Task brief:
Below are some records; find each line that carries the word "JSON" and copy it.

[Task inputs Boundary: Start]

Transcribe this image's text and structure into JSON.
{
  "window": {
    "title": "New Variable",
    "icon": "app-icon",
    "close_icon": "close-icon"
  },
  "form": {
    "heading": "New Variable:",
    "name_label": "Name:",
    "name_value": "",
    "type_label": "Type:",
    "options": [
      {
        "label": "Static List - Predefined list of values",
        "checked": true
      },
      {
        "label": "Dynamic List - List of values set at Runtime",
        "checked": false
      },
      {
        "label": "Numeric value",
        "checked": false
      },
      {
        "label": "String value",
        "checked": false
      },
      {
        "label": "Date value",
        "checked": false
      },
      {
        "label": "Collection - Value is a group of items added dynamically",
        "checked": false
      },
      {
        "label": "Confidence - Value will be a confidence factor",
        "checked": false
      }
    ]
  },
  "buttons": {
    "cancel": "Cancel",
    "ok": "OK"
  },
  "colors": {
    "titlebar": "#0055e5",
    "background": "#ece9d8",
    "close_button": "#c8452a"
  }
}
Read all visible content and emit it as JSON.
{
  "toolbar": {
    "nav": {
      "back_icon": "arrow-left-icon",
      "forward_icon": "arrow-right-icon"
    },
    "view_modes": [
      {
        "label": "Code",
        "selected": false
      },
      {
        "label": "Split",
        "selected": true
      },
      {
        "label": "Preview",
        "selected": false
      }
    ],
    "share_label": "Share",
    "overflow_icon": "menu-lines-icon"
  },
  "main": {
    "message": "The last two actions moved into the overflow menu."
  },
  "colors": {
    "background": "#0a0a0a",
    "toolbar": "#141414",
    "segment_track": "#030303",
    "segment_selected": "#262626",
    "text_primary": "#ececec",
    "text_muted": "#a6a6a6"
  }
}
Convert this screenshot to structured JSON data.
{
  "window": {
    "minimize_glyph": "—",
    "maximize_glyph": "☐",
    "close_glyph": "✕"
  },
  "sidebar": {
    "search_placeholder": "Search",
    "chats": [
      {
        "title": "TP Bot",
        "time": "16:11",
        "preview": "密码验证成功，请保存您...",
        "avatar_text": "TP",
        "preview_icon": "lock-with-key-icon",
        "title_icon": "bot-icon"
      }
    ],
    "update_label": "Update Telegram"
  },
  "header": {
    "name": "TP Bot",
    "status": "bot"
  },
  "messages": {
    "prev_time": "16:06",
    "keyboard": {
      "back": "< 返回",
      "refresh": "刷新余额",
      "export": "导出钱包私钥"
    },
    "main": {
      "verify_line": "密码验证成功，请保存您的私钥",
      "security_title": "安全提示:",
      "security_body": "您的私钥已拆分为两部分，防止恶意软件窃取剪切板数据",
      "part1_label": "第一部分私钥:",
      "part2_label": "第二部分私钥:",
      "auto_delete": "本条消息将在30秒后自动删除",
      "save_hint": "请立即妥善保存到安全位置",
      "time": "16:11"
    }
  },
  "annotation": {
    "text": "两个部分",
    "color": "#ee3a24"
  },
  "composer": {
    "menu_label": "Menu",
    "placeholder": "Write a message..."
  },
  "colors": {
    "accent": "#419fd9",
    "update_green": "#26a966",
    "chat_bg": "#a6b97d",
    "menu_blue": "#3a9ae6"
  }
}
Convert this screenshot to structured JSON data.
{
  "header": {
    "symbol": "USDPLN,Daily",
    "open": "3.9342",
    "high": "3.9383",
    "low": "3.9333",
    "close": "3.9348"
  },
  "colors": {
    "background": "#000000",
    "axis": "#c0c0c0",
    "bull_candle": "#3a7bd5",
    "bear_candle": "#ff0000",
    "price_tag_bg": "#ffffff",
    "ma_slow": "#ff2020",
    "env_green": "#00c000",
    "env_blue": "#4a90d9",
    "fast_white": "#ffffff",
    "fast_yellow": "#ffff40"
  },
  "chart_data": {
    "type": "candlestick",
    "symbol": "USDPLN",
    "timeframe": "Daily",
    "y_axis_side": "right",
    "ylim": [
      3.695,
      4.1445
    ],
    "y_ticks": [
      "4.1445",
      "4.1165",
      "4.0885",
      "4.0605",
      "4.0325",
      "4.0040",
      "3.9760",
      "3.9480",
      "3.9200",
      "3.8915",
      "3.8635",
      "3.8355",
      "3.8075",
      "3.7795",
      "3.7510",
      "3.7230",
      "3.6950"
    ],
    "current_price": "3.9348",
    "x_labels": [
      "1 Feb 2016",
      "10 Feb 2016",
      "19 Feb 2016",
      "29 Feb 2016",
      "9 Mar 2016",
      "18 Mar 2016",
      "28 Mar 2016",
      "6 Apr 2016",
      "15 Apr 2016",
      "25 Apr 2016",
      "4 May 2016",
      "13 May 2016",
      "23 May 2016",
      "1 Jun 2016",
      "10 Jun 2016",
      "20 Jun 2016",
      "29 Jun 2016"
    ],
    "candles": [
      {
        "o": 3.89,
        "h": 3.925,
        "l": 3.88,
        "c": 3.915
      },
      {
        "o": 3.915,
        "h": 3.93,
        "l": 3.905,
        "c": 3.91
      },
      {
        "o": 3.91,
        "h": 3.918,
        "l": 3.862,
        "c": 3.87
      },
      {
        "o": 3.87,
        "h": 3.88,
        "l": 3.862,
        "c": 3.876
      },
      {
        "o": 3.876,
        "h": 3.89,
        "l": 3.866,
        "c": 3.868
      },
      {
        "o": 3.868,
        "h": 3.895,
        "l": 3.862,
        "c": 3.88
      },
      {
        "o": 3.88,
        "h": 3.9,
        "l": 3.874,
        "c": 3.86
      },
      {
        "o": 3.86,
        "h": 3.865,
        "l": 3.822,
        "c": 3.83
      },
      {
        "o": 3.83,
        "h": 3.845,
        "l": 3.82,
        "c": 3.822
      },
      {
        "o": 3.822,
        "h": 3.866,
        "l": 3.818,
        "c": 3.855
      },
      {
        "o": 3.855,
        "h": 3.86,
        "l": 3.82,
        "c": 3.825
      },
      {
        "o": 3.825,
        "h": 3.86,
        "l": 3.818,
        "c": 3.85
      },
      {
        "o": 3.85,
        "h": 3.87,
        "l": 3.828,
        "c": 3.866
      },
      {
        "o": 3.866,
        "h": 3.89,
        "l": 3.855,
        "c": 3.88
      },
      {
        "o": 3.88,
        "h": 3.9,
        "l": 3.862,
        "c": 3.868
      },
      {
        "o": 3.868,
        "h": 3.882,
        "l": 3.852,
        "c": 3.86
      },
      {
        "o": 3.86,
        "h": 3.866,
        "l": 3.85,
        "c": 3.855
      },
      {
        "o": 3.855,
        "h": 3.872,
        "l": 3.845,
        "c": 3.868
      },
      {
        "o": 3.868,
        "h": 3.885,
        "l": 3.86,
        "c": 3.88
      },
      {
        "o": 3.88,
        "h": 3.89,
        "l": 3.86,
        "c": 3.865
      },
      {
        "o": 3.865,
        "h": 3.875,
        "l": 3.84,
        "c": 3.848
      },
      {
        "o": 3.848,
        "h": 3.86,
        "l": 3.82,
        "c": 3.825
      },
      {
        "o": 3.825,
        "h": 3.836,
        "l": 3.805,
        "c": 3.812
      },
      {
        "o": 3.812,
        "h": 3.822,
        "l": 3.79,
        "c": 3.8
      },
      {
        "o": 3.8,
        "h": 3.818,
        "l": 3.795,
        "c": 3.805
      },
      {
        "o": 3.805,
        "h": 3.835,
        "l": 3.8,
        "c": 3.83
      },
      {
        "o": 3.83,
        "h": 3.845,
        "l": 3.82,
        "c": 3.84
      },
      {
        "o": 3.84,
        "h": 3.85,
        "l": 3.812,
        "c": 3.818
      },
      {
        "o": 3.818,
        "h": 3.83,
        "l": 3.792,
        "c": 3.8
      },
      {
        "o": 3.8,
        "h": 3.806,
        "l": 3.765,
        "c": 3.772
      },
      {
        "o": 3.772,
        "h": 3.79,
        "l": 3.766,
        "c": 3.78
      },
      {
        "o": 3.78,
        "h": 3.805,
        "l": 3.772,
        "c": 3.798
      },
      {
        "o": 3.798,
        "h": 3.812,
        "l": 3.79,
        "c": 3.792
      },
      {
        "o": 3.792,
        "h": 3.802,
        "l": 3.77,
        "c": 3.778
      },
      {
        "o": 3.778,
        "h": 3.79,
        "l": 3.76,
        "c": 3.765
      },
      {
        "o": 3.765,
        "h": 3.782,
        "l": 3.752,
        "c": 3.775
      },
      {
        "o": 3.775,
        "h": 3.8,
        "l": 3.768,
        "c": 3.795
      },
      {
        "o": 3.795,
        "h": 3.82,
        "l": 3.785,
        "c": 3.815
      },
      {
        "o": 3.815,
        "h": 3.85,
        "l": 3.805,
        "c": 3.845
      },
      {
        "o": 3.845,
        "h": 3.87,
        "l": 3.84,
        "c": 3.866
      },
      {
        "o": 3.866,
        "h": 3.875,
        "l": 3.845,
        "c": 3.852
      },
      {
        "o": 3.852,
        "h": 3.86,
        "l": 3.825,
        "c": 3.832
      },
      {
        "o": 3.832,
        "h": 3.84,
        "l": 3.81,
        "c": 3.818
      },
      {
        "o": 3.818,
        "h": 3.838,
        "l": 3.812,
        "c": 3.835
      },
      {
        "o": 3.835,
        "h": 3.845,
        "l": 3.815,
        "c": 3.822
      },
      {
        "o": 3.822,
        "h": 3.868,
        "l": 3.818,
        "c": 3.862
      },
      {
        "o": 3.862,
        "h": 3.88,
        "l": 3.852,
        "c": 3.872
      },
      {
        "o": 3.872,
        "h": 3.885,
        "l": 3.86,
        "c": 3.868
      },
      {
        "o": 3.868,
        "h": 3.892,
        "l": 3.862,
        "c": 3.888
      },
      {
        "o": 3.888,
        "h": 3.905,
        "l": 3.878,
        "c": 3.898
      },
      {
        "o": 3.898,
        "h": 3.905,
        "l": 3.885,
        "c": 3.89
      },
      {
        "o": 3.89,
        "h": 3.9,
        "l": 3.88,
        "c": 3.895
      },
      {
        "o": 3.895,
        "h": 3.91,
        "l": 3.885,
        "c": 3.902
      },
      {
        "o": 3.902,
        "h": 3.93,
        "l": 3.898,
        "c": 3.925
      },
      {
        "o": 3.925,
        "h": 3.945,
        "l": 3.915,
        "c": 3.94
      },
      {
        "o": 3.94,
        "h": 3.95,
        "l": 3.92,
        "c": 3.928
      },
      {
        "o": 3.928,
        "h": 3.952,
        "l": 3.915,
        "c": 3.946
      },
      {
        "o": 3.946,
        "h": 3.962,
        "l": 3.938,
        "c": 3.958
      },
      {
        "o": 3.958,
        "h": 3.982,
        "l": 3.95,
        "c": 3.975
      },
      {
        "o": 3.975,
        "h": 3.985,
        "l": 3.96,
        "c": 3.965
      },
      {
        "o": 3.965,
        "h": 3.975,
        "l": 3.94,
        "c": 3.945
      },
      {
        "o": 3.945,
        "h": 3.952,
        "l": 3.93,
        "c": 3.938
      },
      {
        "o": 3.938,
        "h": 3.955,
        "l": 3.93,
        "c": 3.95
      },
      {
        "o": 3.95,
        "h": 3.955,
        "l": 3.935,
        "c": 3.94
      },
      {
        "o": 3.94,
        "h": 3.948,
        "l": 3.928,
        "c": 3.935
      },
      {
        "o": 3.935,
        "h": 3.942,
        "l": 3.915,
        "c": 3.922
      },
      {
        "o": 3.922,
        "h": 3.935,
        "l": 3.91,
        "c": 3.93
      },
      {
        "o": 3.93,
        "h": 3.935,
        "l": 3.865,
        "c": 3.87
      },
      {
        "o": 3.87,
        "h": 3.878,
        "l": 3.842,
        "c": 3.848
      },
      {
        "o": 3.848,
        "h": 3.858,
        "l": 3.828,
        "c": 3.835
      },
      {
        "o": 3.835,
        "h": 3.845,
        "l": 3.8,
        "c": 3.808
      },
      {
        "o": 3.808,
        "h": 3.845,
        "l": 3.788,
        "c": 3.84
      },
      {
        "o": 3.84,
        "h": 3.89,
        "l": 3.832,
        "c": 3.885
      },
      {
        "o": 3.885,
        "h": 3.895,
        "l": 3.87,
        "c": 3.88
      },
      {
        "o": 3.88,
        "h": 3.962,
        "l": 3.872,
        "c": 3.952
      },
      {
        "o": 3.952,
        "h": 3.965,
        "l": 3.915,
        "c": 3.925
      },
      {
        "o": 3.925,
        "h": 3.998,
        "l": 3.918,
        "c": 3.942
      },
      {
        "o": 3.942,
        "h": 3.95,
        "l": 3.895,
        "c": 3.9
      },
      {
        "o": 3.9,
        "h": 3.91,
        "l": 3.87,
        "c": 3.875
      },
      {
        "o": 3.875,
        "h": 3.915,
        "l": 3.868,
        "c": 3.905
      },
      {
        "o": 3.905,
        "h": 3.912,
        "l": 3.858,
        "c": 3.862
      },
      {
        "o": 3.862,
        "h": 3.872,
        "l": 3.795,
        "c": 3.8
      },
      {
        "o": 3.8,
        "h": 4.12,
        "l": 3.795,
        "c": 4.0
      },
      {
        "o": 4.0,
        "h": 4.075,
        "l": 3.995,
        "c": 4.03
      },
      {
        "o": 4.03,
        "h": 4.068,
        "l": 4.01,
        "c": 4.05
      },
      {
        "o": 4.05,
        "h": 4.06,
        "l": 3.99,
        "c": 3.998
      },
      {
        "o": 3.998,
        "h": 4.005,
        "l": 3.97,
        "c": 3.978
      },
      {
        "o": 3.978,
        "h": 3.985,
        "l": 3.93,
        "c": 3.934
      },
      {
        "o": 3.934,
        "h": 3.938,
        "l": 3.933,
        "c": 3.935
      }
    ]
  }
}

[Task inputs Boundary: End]

Response to this task:
Transcribe this image's text and structure into JSON.
Read all visible content and emit it as JSON.
Convert this screenshot to structured JSON data.
Convert this screenshot to structured JSON data.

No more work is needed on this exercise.